═════ GIVEN RECORDS

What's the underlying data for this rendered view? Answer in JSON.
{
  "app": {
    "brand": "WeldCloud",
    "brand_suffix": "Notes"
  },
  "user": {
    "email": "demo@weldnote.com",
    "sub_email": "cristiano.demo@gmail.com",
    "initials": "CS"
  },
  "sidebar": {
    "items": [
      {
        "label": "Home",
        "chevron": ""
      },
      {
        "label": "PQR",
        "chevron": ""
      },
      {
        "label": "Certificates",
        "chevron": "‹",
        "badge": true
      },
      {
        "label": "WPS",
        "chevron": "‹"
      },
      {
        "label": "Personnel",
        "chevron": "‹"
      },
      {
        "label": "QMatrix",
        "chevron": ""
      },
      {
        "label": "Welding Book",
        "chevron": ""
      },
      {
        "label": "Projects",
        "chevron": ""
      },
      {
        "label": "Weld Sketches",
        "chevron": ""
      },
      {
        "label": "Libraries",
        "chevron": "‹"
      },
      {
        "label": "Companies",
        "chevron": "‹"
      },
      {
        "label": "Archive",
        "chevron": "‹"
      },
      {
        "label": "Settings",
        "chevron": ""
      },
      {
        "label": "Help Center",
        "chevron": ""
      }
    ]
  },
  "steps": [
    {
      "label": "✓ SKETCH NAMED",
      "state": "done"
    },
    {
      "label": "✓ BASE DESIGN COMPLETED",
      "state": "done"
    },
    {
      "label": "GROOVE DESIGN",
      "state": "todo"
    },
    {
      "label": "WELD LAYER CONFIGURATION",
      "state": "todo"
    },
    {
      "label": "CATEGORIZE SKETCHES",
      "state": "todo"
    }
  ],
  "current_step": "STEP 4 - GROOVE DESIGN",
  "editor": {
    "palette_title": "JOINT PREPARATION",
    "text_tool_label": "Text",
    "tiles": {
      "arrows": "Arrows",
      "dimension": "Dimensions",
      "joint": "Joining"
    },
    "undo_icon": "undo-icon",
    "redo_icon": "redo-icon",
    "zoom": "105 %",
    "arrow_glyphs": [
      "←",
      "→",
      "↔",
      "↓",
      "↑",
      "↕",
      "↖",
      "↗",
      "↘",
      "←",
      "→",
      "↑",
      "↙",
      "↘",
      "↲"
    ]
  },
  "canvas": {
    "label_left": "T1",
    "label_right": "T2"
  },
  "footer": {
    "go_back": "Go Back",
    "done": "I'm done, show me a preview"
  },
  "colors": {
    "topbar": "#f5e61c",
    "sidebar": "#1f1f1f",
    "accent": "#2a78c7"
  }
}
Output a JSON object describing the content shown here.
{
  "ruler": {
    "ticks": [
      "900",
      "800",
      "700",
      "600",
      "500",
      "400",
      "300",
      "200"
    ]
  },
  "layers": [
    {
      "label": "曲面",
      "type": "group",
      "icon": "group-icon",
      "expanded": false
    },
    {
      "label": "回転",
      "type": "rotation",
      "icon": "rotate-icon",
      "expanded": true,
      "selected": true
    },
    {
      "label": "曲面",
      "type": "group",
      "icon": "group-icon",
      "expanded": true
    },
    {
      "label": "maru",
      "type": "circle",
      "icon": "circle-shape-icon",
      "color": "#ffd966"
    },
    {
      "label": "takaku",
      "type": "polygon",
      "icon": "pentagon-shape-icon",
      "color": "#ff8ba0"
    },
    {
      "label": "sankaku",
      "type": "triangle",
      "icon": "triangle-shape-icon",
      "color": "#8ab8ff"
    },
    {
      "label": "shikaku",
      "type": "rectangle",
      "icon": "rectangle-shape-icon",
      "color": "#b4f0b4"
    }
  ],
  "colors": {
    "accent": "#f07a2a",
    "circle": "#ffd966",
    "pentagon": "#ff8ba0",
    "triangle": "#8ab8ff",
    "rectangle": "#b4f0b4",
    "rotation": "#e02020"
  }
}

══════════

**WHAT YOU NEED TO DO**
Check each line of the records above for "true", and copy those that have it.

**RESPONSE**
        "badge": true
      "expanded": true,
      "selected": true
      "expanded": true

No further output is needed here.